If the volume you want to deal with is accessible, you can choose a drive letter to start the repair process. Otherwise, you can have Disk Commander do an exhaustive search of your drive looking for partitions, such as deleted partitions and those that are so damaged as to be not recognized by Windows.

You can bring up an explorer-style window and select “normal” files and copy them to another location. You can also look for deleted files and directories. As always, when trying to recover deleted files, directories or partitions, the sooner you do it, the better your chances are that the items you want will be recoverable.

To test, I used PowerQuest’s Partition Magic to resize my D drive down by about 300MB and created a new logical drive; E. I formatted it as FAT32 so I could easily identify it later, since this machine has never had a FAT32 partition on it. I then copied four directories to drive E, and deleted a few of the files. Finally, I deleted the logical drive.

As the deleted partition was no longer available as a drive letter, I had Disk Commander search for all partitions. I have used Partition Magic a number of times on this drive, so there were a number of phantom partitions that showed up. But, as I expected, I could easily find the partition because I knew its approximate size (300MB), the location (the end of the disk), and the format (FAT32).

I first thought I was going to have to recover the partition before I could access the files. This is the sort of operation that always makes me nervous. What if I accidentally selected the wrong partition? What would it do if it overlapped an existing partition?
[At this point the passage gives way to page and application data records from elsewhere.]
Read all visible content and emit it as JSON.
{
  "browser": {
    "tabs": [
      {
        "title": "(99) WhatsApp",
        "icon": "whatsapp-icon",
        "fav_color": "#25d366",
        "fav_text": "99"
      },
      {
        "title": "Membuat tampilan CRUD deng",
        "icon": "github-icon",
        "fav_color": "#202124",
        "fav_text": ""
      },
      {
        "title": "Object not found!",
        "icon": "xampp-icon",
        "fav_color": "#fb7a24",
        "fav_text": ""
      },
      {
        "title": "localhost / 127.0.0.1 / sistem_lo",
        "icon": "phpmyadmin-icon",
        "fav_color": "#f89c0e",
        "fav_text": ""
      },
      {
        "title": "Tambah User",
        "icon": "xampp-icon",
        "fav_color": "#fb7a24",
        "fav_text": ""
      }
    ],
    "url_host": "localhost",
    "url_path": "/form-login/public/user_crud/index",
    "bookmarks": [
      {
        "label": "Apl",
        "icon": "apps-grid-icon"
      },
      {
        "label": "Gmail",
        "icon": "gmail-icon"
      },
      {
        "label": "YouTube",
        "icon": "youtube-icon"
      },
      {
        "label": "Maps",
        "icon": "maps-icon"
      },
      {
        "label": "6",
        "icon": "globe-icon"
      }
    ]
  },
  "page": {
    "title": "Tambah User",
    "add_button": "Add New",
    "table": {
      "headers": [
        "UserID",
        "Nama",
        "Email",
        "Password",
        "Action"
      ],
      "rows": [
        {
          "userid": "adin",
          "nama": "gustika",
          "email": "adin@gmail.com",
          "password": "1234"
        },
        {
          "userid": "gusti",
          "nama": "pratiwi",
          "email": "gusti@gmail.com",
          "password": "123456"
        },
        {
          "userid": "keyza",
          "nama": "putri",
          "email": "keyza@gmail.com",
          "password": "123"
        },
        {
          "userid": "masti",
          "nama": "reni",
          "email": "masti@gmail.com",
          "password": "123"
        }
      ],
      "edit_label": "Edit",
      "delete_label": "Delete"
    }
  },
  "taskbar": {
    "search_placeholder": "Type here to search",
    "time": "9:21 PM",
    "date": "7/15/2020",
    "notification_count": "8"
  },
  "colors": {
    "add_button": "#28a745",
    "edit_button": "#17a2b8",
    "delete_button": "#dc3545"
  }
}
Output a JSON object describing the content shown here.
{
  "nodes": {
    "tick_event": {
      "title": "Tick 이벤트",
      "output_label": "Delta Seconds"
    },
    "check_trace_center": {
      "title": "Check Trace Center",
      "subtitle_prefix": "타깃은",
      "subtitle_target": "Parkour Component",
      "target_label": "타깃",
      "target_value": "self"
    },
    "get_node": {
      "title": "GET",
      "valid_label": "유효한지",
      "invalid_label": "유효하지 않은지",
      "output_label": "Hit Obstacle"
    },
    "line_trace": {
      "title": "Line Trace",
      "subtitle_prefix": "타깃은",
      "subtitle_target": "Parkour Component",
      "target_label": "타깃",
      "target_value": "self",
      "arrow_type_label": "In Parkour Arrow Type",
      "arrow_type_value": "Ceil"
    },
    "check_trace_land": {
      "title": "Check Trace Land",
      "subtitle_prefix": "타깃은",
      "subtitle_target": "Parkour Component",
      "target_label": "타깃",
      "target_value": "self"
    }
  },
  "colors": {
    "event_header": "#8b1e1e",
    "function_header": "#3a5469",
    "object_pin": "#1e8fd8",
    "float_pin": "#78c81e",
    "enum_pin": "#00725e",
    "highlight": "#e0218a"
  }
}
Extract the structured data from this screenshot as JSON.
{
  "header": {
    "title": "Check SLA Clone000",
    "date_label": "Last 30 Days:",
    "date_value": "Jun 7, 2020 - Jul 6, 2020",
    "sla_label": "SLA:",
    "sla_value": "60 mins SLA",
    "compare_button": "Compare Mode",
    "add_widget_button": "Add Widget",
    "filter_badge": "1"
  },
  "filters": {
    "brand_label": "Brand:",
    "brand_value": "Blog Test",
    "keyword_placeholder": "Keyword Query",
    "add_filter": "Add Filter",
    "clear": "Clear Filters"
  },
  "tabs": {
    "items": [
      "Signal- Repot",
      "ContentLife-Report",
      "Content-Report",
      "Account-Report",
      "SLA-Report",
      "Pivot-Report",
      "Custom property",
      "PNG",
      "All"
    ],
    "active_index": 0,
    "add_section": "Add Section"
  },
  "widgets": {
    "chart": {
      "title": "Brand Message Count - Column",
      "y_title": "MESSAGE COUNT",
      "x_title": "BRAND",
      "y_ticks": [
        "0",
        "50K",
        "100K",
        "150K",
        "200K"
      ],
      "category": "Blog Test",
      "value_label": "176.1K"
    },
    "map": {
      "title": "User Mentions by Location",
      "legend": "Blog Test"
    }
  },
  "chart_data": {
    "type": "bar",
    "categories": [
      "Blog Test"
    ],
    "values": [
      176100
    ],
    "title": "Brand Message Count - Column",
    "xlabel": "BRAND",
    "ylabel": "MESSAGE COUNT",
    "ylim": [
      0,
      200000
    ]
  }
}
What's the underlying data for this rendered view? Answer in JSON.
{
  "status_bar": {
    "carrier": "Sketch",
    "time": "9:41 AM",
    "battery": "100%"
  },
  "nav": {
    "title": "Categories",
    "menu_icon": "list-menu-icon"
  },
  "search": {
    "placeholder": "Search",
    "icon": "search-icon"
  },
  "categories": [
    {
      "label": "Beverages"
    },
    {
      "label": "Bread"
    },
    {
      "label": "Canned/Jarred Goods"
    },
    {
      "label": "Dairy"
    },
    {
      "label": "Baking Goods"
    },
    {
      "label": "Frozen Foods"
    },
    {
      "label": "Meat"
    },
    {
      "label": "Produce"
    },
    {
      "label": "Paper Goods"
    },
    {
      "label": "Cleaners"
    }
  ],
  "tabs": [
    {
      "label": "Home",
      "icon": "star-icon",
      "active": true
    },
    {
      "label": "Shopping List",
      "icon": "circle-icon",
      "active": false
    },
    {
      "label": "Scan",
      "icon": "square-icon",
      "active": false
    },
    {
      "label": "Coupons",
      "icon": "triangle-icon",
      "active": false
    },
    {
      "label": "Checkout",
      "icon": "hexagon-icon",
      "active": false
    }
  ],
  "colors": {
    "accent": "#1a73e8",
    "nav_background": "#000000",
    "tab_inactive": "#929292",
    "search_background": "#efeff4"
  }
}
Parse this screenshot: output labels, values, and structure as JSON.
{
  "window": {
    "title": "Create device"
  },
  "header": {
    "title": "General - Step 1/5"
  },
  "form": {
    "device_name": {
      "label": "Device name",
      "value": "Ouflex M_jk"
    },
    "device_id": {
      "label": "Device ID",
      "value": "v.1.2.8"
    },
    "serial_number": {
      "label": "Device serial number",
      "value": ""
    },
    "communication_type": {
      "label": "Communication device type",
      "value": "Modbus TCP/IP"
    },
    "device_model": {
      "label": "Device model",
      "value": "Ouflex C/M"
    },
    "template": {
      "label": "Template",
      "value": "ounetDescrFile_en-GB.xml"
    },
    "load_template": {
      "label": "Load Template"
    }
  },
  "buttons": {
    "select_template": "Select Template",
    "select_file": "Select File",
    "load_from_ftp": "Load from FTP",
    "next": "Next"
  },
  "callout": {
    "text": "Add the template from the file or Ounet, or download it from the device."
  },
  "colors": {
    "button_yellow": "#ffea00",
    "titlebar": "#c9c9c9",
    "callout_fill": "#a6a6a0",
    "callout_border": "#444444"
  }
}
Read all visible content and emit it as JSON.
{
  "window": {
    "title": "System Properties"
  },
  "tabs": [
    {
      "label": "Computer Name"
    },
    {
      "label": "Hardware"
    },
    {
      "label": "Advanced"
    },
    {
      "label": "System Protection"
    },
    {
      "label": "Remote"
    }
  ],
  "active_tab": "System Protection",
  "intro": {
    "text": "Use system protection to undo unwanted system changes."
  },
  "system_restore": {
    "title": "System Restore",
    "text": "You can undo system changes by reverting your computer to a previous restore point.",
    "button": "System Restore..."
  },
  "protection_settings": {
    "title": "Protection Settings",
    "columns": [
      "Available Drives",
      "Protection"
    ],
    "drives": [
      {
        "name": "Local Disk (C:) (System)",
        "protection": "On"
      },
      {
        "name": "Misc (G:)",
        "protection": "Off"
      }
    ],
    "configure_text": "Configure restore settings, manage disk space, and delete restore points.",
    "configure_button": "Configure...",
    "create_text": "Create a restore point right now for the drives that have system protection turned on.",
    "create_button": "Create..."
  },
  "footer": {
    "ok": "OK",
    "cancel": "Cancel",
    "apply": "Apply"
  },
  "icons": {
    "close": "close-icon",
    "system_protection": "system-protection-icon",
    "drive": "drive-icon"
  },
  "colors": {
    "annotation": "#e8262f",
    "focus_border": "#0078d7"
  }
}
What if my configuration somehow confused Disk Commander and garbage was written to disk when it tried to recover the partition? Well, it turns out that you don’t even have to recover the lost partition. I was able to bring up the explorer-like interface and copy the files off the lost partition, including the deleted files. Very slick!

The version of Disk Commander that runs from within Windows does not allow you to recover entire partitions, so I booted from the DOS floppy version of Disk Commander. The search for lost partitions took a lot longer to run from the DOS floppy version, but I was able to easily find and recover the deleted partition, with all files intact.

All in all, I found Disk Commander to be a powerful program for recovering data. A tip; if all you are looking to do is recover deleted files, Winternals has an inexpensive (US$39) program called File Restore specifically designed for recovering deleted files. It won’t help with deleted or damaged partitions, but if the partition is accessible, it actually provides some extra searching capabilities that Disk Commander does not provide.

System Requirements

Remote Recover requires Windows NT/2K/XP for the host machine. The client machine has no special requirements, other than the need for a Network card. The network must be using TCP/IP.

Disk Commander requires Windows 9x/ME/NT/2K/XP for initial setup. Program may be run from a system with any (or no) operating system. Supported disk formats are FAT, FAT32, and NTFS.

Admin Pak v3.0 $US699 (includes ERD Commander, Remote Recover, Disk Commander, NTFSDOS Pro, and Monitoring Tools)

Remote Recover v2.0 $US349

Disk Commander v1.1 $US299

See for information and to download demo versions of most products

Bottom Line:

Admin Pak v3.0 $US699
Remote Recover v2.0 $US349
Disk Commander v1.1 $US299
Winternals Software

Originally published: April, 2002

top of page



Archived Reviews





The opinions expressed in these reviews
do not necessarily represent the views of the
Ottawa PC Users' Group or its members.